** Task statement **
Word for word, set down the entries that follow.

** Excerpted data **
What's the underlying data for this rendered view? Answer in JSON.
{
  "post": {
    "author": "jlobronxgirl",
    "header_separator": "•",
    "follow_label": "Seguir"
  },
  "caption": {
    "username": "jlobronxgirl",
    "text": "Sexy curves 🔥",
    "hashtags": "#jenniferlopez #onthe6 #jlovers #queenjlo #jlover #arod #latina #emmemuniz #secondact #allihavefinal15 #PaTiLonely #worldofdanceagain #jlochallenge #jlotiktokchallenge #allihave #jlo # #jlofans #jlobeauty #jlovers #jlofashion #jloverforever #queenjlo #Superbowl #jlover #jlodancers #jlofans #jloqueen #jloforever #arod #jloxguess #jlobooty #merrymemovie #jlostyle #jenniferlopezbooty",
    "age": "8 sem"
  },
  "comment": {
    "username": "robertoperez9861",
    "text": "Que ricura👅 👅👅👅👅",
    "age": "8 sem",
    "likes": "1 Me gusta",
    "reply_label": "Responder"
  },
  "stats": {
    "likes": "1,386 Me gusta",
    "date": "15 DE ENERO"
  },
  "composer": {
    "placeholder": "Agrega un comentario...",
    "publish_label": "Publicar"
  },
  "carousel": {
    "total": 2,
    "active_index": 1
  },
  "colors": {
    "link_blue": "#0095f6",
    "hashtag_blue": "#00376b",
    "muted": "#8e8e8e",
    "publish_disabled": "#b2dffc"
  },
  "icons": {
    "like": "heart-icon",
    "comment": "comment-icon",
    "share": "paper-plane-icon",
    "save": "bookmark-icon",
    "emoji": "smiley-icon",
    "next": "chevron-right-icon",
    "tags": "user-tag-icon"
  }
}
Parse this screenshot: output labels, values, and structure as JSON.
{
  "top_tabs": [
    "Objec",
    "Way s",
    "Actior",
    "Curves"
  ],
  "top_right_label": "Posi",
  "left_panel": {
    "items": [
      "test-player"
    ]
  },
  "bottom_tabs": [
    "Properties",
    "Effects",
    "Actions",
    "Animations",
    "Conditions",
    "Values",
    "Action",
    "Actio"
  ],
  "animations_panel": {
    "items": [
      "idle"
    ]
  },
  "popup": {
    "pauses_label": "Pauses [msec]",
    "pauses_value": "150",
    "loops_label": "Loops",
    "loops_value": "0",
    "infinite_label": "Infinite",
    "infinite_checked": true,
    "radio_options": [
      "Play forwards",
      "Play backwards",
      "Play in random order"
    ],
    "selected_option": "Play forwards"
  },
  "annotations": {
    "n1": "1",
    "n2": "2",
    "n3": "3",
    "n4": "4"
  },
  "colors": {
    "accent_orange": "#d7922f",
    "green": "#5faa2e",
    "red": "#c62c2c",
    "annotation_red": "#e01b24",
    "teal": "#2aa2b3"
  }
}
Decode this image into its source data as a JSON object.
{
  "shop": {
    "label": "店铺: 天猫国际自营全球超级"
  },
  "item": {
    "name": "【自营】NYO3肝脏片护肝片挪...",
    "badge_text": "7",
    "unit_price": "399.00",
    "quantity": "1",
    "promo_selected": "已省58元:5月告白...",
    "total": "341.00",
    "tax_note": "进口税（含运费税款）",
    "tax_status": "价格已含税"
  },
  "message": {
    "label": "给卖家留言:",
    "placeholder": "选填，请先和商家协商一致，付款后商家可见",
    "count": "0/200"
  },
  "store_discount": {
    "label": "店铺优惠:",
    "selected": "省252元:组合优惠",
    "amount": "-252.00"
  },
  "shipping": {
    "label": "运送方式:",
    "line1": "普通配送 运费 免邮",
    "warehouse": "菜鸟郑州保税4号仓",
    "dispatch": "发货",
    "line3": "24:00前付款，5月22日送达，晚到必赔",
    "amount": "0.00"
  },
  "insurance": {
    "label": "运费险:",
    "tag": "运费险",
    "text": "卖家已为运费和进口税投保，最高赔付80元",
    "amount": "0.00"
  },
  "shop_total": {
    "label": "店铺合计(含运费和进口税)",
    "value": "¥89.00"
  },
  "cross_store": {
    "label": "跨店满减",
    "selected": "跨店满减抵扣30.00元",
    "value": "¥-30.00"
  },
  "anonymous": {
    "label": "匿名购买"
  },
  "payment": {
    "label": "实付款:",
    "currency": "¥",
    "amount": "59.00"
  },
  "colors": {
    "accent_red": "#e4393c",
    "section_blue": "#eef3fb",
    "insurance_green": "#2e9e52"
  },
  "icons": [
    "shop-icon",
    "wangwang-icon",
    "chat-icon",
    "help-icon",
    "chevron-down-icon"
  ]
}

** Solution for this exercise **
What's the underlying data for this rendered view? Answer in JSON.
{
  "post": {
    "author": "jlobronxgirl",
    "header_separator": "•",
    "follow_label": "Seguir"
  },
  "caption": {
    "username": "jlobronxgirl",
    "text": "Sexy curves 🔥",
    "hashtags": "#jenniferlopez #onthe6 #jlovers #queenjlo #jlover #arod #latina #emmemuniz #secondact #allihavefinal15 #PaTiLonely #worldofdanceagain #jlochallenge #jlotiktokchallenge #allihave #jlo # #jlofans #jlobeauty #jlovers #jlofashion #jloverforever #queenjlo #Superbowl #jlover #jlodancers #jlofans #jloqueen #jloforever #arod #jloxguess #jlobooty #merrymemovie #jlostyle #jenniferlopezbooty",
    "age": "8 sem"
  },
  "comment": {
    "username": "robertoperez9861",
    "text": "Que ricura👅 👅👅👅👅",
    "age": "8 sem",
    "likes": "1 Me gusta",
    "reply_label": "Responder"
  },
  "stats": {
    "likes": "1,386 Me gusta",
    "date": "15 DE ENERO"
  },
  "composer": {
    "placeholder": "Agrega un comentario...",
    "publish_label": "Publicar"
  },
  "carousel": {
    "total": 2,
    "active_index": 1
  },
  "colors": {
    "link_blue": "#0095f6",
    "hashtag_blue": "#00376b",
    "muted": "#8e8e8e",
    "publish_disabled": "#b2dffc"
  },
  "icons": {
    "like": "heart-icon",
    "comment": "comment-icon",
    "share": "paper-plane-icon",
    "save": "bookmark-icon",
    "emoji": "smiley-icon",
    "next": "chevron-right-icon",
    "tags": "user-tag-icon"
  }
}
Parse this screenshot: output labels, values, and structure as JSON.
{
  "top_tabs": [
    "Objec",
    "Way s",
    "Actior",
    "Curves"
  ],
  "top_right_label": "Posi",
  "left_panel": {
    "items": [
      "test-player"
    ]
  },
  "bottom_tabs": [
    "Properties",
    "Effects",
    "Actions",
    "Animations",
    "Conditions",
    "Values",
    "Action",
    "Actio"
  ],
  "animations_panel": {
    "items": [
      "idle"
    ]
  },
  "popup": {
    "pauses_label": "Pauses [msec]",
    "pauses_value": "150",
    "loops_label": "Loops",
    "loops_value": "0",
    "infinite_label": "Infinite",
    "infinite_checked": true,
    "radio_options": [
      "Play forwards",
      "Play backwards",
      "Play in random order"
    ],
    "selected_option": "Play forwards"
  },
  "annotations": {
    "n1": "1",
    "n2": "2",
    "n3": "3",
    "n4": "4"
  },
  "colors": {
    "accent_orange": "#d7922f",
    "green": "#5faa2e",
    "red": "#c62c2c",
    "annotation_red": "#e01b24",
    "teal": "#2aa2b3"
  }
}
Decode this image into its source data as a JSON object.
{
  "shop": {
    "label": "店铺: 天猫国际自营全球超级"
  },
  "item": {
    "name": "【自营】NYO3肝脏片护肝片挪...",
    "badge_text": "7",
    "unit_price": "399.00",
    "quantity": "1",
    "promo_selected": "已省58元:5月告白...",
    "total": "341.00",
    "tax_note": "进口税（含运费税款）",
    "tax_status": "价格已含税"
  },
  "message": {
    "label": "给卖家留言:",
    "placeholder": "选填，请先和商家协商一致，付款后商家可见",
    "count": "0/200"
  },
  "store_discount": {
    "label": "店铺优惠:",
    "selected": "省252元:组合优惠",
    "amount": "-252.00"
  },
  "shipping": {
    "label": "运送方式:",
    "line1": "普通配送 运费 免邮",
    "warehouse": "菜鸟郑州保税4号仓",
    "dispatch": "发货",
    "line3": "24:00前付款，5月22日送达，晚到必赔",
    "amount": "0.00"
  },
  "insurance": {
    "label": "运费险:",
    "tag": "运费险",
    "text": "卖家已为运费和进口税投保，最高赔付80元",
    "amount": "0.00"
  },
  "shop_total": {
    "label": "店铺合计(含运费和进口税)",
    "value": "¥89.00"
  },
  "cross_store": {
    "label": "跨店满减",
    "selected": "跨店满减抵扣30.00元",
    "value": "¥-30.00"
  },
  "anonymous": {
    "label": "匿名购买"
  },
  "payment": {
    "label": "实付款:",
    "currency": "¥",
    "amount": "59.00"
  },
  "colors": {
    "accent_red": "#e4393c",
    "section_blue": "#eef3fb",
    "insurance_green": "#2e9e52"
  },
  "icons": [
    "shop-icon",
    "wangwang-icon",
    "chat-icon",
    "help-icon",
    "chevron-down-icon"
  ]
}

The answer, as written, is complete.